Pick out all lines of the entries that include the word "repræsentant" and copy them.

MATERIAL TO PROCESS Block Start

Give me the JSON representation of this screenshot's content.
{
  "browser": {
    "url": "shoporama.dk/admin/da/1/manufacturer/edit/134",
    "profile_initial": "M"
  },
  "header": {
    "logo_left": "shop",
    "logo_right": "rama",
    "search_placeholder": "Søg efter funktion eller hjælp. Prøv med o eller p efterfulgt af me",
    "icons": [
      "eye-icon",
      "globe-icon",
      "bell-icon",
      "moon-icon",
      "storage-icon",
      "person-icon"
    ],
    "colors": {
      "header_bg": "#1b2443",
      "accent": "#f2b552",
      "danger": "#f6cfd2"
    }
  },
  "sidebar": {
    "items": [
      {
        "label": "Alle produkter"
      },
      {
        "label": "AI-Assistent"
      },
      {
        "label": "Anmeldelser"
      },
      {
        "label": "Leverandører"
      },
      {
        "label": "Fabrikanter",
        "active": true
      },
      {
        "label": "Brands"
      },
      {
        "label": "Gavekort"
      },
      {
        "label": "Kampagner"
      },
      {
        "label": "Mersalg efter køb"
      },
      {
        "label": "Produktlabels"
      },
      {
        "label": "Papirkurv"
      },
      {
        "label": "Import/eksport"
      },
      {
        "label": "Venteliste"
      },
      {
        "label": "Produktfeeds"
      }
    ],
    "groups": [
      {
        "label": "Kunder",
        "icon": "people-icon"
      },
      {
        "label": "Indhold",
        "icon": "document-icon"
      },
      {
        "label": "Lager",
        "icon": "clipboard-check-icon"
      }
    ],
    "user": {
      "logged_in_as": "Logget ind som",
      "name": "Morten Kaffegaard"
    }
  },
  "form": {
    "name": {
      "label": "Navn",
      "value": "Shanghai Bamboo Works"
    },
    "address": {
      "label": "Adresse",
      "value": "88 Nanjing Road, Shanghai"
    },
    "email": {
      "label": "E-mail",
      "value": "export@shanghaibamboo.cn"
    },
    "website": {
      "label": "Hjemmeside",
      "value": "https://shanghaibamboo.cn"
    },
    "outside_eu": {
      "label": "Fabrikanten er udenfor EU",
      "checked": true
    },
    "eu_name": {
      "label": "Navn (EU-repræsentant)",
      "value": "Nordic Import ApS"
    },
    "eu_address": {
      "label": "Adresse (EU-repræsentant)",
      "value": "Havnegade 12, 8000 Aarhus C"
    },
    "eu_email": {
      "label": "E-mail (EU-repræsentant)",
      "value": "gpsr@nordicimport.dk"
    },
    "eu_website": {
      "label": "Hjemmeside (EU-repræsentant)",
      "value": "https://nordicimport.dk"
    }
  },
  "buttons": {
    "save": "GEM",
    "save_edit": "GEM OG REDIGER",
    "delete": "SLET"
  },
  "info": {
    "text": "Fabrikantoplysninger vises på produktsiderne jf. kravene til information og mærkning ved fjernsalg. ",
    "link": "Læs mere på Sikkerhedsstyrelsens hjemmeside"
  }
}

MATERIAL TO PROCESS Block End

RESPONSE TO THIS TASK:
      "label": "Navn (EU-repræsentant)",
      "label": "Adresse (EU-repræsentant)",
      "label": "E-mail (EU-repræsentant)",
      "label": "Hjemmeside (EU-repræsentant)",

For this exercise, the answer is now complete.